Information:
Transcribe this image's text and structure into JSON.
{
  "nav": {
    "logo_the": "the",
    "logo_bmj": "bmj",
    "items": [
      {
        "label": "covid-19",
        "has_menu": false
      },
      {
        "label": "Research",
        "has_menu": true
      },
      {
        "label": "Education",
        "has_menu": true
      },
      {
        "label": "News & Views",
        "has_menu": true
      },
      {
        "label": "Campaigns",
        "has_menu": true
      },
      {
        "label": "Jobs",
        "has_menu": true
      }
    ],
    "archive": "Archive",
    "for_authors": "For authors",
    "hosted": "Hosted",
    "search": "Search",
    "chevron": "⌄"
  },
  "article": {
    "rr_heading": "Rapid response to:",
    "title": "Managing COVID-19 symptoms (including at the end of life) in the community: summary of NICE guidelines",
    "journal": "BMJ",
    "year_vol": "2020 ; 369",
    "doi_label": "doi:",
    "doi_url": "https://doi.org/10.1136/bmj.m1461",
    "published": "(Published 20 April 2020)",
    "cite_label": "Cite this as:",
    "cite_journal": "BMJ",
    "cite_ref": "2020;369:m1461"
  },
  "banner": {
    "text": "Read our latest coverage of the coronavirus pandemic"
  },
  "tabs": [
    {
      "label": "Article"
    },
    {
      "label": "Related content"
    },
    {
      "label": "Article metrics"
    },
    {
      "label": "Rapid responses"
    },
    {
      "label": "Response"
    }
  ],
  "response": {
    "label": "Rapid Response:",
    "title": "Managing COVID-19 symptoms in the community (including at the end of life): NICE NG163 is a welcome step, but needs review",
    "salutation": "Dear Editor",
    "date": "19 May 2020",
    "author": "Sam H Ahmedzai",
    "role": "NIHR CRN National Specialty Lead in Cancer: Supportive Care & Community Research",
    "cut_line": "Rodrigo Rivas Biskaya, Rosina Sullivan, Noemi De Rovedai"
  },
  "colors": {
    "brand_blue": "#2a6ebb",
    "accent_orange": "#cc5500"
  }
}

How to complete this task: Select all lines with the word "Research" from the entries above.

Exercise output:
        "label": "Research",
    "role": "NIHR CRN National Specialty Lead in Cancer: Supportive Care & Community Research",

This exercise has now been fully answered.